Information given.
= Beginning of Section =

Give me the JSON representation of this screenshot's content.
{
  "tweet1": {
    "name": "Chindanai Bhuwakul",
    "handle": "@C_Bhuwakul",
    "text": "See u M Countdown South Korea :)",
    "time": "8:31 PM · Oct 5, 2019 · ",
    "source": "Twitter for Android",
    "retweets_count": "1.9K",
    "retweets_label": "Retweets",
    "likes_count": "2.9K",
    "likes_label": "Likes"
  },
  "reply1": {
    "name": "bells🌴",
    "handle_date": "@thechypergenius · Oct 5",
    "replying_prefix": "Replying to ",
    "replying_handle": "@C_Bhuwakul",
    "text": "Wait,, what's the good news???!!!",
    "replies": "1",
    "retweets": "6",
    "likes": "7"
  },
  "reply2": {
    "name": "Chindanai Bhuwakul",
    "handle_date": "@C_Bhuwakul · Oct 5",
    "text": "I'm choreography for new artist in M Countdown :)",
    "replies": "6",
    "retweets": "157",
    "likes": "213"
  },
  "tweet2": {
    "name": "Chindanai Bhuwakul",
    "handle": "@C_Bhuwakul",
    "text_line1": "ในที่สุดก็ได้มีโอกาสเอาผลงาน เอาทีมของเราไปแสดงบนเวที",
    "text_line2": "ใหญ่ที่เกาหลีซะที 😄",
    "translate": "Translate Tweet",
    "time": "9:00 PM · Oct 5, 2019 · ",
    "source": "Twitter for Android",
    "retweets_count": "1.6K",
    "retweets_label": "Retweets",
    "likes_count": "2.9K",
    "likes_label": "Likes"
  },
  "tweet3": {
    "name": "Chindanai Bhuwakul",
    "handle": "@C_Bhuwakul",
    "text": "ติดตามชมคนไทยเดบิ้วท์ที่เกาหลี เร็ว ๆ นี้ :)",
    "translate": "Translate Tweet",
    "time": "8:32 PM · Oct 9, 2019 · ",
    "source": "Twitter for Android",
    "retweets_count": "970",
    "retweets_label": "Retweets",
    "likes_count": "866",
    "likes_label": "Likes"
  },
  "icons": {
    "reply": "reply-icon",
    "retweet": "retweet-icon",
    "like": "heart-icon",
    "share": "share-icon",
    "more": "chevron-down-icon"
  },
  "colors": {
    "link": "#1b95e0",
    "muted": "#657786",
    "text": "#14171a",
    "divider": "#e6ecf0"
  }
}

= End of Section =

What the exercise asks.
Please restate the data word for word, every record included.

Exercise answer.
Give me the JSON representation of this screenshot's content.
{
  "tweet1": {
    "name": "Chindanai Bhuwakul",
    "handle": "@C_Bhuwakul",
    "text": "See u M Countdown South Korea :)",
    "time": "8:31 PM · Oct 5, 2019 · ",
    "source": "Twitter for Android",
    "retweets_count": "1.9K",
    "retweets_label": "Retweets",
    "likes_count": "2.9K",
    "likes_label": "Likes"
  },
  "reply1": {
    "name": "bells🌴",
    "handle_date": "@thechypergenius · Oct 5",
    "replying_prefix": "Replying to ",
    "replying_handle": "@C_Bhuwakul",
    "text": "Wait,, what's the good news???!!!",
    "replies": "1",
    "retweets": "6",
    "likes": "7"
  },
  "reply2": {
    "name": "Chindanai Bhuwakul",
    "handle_date": "@C_Bhuwakul · Oct 5",
    "text": "I'm choreography for new artist in M Countdown :)",
    "replies": "6",
    "retweets": "157",
    "likes": "213"
  },
  "tweet2": {
    "name": "Chindanai Bhuwakul",
    "handle": "@C_Bhuwakul",
    "text_line1": "ในที่สุดก็ได้มีโอกาสเอาผลงาน เอาทีมของเราไปแสดงบนเวที",
    "text_line2": "ใหญ่ที่เกาหลีซะที 😄",
    "translate": "Translate Tweet",
    "time": "9:00 PM · Oct 5, 2019 · ",
    "source": "Twitter for Android",
    "retweets_count": "1.6K",
    "retweets_label": "Retweets",
    "likes_count": "2.9K",
    "likes_label": "Likes"
  },
  "tweet3": {
    "name": "Chindanai Bhuwakul",
    "handle": "@C_Bhuwakul",
    "text": "ติดตามชมคนไทยเดบิ้วท์ที่เกาหลี เร็ว ๆ นี้ :)",
    "translate": "Translate Tweet",
    "time": "8:32 PM · Oct 9, 2019 · ",
    "source": "Twitter for Android",
    "retweets_count": "970",
    "retweets_label": "Retweets",
    "likes_count": "866",
    "likes_label": "Likes"
  },
  "icons": {
    "reply": "reply-icon",
    "retweet": "retweet-icon",
    "like": "heart-icon",
    "share": "share-icon",
    "more": "chevron-down-icon"
  },
  "colors": {
    "link": "#1b95e0",
    "muted": "#657786",
    "text": "#14171a",
    "divider": "#e6ecf0"
  }
}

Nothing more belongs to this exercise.